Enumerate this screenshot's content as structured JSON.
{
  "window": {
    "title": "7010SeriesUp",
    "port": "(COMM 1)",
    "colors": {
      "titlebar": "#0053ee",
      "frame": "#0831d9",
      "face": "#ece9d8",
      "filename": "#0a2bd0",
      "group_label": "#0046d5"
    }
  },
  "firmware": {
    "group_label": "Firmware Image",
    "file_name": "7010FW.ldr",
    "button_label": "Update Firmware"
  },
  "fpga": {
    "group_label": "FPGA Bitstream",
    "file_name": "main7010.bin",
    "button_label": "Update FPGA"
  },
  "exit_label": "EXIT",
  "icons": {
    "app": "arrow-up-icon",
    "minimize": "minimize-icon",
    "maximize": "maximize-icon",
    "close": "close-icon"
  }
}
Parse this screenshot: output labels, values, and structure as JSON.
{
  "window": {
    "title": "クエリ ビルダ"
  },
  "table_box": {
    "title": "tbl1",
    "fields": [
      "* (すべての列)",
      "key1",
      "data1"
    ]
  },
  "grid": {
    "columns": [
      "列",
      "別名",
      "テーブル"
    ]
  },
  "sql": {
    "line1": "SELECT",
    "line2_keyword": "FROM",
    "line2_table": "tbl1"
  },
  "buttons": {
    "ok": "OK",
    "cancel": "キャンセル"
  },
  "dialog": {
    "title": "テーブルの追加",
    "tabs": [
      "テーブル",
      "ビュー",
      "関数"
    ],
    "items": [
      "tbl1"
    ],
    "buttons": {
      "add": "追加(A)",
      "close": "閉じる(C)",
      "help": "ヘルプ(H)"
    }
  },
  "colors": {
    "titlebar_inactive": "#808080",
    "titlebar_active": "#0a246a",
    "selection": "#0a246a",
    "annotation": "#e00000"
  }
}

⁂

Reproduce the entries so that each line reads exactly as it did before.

Completed exercise:
Enumerate this screenshot's content as structured JSON.
{
  "window": {
    "title": "7010SeriesUp",
    "port": "(COMM 1)",
    "colors": {
      "titlebar": "#0053ee",
      "frame": "#0831d9",
      "face": "#ece9d8",
      "filename": "#0a2bd0",
      "group_label": "#0046d5"
    }
  },
  "firmware": {
    "group_label": "Firmware Image",
    "file_name": "7010FW.ldr",
    "button_label": "Update Firmware"
  },
  "fpga": {
    "group_label": "FPGA Bitstream",
    "file_name": "main7010.bin",
    "button_label": "Update FPGA"
  },
  "exit_label": "EXIT",
  "icons": {
    "app": "arrow-up-icon",
    "minimize": "minimize-icon",
    "maximize": "maximize-icon",
    "close": "close-icon"
  }
}
Parse this screenshot: output labels, values, and structure as JSON.
{
  "window": {
    "title": "クエリ ビルダ"
  },
  "table_box": {
    "title": "tbl1",
    "fields": [
      "* (すべての列)",
      "key1",
      "data1"
    ]
  },
  "grid": {
    "columns": [
      "列",
      "別名",
      "テーブル"
    ]
  },
  "sql": {
    "line1": "SELECT",
    "line2_keyword": "FROM",
    "line2_table": "tbl1"
  },
  "buttons": {
    "ok": "OK",
    "cancel": "キャンセル"
  },
  "dialog": {
    "title": "テーブルの追加",
    "tabs": [
      "テーブル",
      "ビュー",
      "関数"
    ],
    "items": [
      "tbl1"
    ],
    "buttons": {
      "add": "追加(A)",
      "close": "閉じる(C)",
      "help": "ヘルプ(H)"
    }
  },
  "colors": {
    "titlebar_inactive": "#808080",
    "titlebar_active": "#0a246a",
    "selection": "#0a246a",
    "annotation": "#e00000"
  }
}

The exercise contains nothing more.